On the Radio: Invasive zebra mussels found in another Iowa lake


A zebra mussel cluster (D. Jude, Univ. of Michigan). Zebra mussels are known to attach to hard surfaces like pipes and even other mussels, including native species.
A zebra mussel cluster (D. Jude, Univ. of Michigan). Zebra mussels are known to attach to hard surfaces like pipes and even other mussels, including native species.
June 15, 2015

This week’s On the Radio segment looks at the rise of an invasive species in another Iowa lake. Listen to the audio below, or continue reading for the transcript.

Transcript: Zebra Mussels

An invasive aquatic species may wreak havoc on another Iowa lake this summer.

This is the Iowa Environmental Focus.

Zebra mussels, fingernail-sized creatures that attach to hard surfaces in water, have been found in larval form in Big Spirit Lake in far northwest Iowa. These were most likely spread by the bottoms of boats or trailers from East and West Okoboji lakes, which reported infestations in 2012.

While small, zebra mussels can present big problems by clogging pipes for the water supply and attaching to boat motors. They can also create biodiversity problems by attaching to and smothering native mussels and by reducing available food supplies for fish and other animals.

While eliminating the mussels from the ecosystem is difficult, it is possible to contain the spread. The Department of Natural Resources recommends that boaters thoroughly wash their boats and equipment and let it dry for several days before moving them to other bodies of water. It may be necessary to search for mussels in or on boats and remove them manually.

For more information about invasive species, visit IowaEnvironmentalFocus.org.

From the UI Center for Global and Regional Environmental Research, I’m Jerry Schnoor.

Leave a Reply

Fill in your details below or click an icon to log in:

WordPress.com Logo

You are commenting using your WordPress.com account. Log Out / Change )

Twitter picture

You are commenting using your Twitter account.
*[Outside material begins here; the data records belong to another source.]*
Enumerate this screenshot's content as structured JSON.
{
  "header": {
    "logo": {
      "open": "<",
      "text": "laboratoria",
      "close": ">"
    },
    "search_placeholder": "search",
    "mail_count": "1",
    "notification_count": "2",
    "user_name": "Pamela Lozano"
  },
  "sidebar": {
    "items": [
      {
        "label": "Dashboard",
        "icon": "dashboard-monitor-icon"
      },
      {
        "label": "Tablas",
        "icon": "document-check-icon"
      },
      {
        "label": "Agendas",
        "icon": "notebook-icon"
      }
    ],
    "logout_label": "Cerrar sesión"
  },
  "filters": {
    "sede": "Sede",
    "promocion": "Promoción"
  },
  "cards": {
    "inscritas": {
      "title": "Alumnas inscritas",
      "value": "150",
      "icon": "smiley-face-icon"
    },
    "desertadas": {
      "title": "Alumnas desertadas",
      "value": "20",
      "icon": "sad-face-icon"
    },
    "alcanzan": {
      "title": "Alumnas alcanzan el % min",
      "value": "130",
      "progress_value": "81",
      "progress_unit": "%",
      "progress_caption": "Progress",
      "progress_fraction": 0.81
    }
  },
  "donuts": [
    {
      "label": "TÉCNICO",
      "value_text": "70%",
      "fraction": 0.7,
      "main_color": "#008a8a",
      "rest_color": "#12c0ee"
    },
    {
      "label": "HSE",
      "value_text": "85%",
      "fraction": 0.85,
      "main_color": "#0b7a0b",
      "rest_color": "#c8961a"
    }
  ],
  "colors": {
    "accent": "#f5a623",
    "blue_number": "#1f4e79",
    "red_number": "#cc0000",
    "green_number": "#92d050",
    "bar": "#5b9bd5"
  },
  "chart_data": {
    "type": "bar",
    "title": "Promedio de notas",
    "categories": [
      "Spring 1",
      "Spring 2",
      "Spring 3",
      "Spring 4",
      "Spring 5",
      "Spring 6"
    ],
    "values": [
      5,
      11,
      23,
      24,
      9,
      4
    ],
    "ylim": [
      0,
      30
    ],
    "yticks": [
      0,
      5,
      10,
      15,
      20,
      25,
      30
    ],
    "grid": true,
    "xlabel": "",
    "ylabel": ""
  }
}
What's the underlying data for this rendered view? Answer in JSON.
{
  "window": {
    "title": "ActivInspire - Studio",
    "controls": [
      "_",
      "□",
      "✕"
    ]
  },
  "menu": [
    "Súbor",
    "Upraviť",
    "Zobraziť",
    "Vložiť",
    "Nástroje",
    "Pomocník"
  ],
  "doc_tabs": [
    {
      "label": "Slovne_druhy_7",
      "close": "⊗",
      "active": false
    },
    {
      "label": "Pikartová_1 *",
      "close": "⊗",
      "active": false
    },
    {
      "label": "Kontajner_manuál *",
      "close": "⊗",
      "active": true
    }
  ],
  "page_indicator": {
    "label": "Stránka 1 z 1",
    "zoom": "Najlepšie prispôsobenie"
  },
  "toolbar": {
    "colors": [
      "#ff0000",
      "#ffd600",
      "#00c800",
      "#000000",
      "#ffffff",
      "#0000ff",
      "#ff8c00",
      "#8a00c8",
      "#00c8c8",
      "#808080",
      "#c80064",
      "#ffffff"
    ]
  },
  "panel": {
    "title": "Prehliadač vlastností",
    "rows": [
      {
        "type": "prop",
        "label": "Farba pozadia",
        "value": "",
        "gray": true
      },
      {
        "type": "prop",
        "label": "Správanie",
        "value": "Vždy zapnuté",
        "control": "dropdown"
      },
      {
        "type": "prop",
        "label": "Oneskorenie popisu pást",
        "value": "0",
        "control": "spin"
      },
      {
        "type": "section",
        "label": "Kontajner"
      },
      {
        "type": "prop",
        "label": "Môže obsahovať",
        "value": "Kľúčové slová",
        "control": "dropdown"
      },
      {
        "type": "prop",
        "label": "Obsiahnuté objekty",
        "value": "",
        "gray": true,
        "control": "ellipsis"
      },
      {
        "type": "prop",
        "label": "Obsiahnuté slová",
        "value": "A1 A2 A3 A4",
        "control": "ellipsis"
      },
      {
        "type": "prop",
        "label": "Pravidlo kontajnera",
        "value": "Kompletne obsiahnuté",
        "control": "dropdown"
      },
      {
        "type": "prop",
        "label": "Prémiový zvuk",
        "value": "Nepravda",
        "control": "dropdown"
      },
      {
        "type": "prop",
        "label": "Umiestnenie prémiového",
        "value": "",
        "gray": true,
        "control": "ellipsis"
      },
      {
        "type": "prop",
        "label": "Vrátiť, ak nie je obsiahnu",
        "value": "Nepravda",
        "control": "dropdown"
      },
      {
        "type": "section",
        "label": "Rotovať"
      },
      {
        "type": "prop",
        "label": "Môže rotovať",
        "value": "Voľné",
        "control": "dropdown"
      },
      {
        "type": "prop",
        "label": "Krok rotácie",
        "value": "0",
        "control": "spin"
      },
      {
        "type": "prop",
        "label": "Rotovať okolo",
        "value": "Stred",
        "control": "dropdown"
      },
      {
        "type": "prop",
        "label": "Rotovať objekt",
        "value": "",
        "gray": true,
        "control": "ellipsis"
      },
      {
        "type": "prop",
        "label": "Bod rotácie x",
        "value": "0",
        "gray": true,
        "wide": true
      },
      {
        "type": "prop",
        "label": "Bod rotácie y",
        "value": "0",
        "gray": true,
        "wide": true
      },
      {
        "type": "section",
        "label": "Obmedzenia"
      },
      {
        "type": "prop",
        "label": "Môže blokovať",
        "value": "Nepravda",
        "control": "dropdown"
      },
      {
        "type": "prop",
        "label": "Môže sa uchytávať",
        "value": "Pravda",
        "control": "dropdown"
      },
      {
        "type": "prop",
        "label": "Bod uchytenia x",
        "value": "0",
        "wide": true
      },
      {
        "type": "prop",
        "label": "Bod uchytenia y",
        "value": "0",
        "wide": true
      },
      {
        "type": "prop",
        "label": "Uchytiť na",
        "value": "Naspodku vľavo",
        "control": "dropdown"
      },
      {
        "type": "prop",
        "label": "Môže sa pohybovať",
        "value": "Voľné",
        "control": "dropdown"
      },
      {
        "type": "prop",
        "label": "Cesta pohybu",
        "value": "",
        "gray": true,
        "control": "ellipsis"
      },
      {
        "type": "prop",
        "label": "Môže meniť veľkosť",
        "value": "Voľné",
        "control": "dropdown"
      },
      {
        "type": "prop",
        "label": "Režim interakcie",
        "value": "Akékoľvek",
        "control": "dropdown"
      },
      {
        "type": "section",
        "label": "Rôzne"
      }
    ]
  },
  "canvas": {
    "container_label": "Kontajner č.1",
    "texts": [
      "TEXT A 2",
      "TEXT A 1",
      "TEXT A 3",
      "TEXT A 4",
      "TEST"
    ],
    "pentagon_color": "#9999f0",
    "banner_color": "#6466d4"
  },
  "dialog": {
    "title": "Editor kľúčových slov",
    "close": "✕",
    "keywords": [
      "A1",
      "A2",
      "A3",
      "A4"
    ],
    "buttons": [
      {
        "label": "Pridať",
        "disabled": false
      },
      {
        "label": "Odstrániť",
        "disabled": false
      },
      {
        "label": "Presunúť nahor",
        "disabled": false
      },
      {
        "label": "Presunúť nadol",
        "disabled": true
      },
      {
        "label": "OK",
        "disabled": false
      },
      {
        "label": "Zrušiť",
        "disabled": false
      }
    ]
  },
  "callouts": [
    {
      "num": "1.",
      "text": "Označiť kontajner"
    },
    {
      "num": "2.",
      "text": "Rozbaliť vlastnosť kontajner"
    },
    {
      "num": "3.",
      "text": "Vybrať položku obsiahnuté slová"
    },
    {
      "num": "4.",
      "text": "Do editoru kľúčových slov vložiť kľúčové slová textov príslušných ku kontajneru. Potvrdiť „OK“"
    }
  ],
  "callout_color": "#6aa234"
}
Log Out / Change )

Facebook photo

You are commenting using your Facebook account. Log Out / Change )

Google+ photo

You are commenting using your Google+ account. Log Out / Change )

Connecting to %s